(AVAILABLE DATA)

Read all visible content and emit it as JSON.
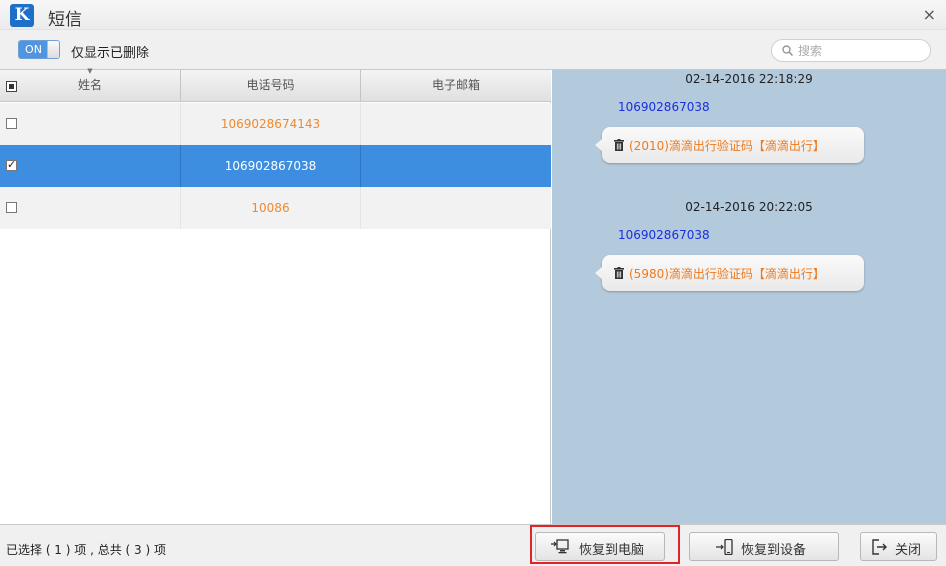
{
  "window": {
    "logo_letter": "K",
    "title": "短信",
    "close_glyph": "×"
  },
  "toolbar": {
    "toggle_state": "ON",
    "toggle_label": "仅显示已删除",
    "search_placeholder": "搜索"
  },
  "table": {
    "columns": [
      "姓名",
      "电话号码",
      "电子邮箱"
    ],
    "rows": [
      {
        "name": "",
        "phone": "1069028674143",
        "email": "",
        "checked": false,
        "selected": false
      },
      {
        "name": "",
        "phone": "106902867038",
        "email": "",
        "checked": true,
        "selected": true
      },
      {
        "name": "",
        "phone": "10086",
        "email": "",
        "checked": false,
        "selected": false
      }
    ]
  },
  "messages": [
    {
      "time": "02-14-2016 22:18:29",
      "number": "106902867038",
      "text": "(2010)滴滴出行验证码【滴滴出行】"
    },
    {
      "time": "02-14-2016 20:22:05",
      "number": "106902867038",
      "text": "(5980)滴滴出行验证码【滴滴出行】"
    }
  ],
  "status": {
    "text": "已选择 ( 1 ) 项 , 总共 ( 3 ) 项"
  },
  "buttons": {
    "restore_to_pc": "恢复到电脑",
    "restore_to_device": "恢复到设备",
    "close": "关闭"
  },
  "colors": {
    "accent_blue": "#3d8ee0",
    "phone_orange": "#ee8a2e",
    "message_panel": "#b3c9dc",
    "highlight_red": "#e0242a"
  }
}
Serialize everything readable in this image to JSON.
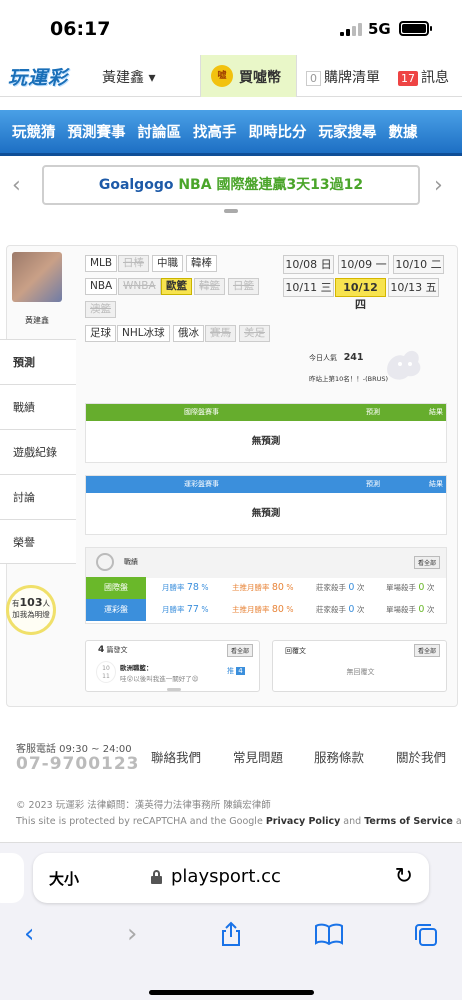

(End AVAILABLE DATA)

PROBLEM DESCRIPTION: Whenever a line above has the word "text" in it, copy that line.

TASK RESPONSE:
      "text": "(2010)滴滴出行验证码【滴滴出行】"
      "text": "(5980)滴滴出行验证码【滴滴出行】"
    "text": "已选择 ( 1 ) 项 , 总共 ( 3 ) 项"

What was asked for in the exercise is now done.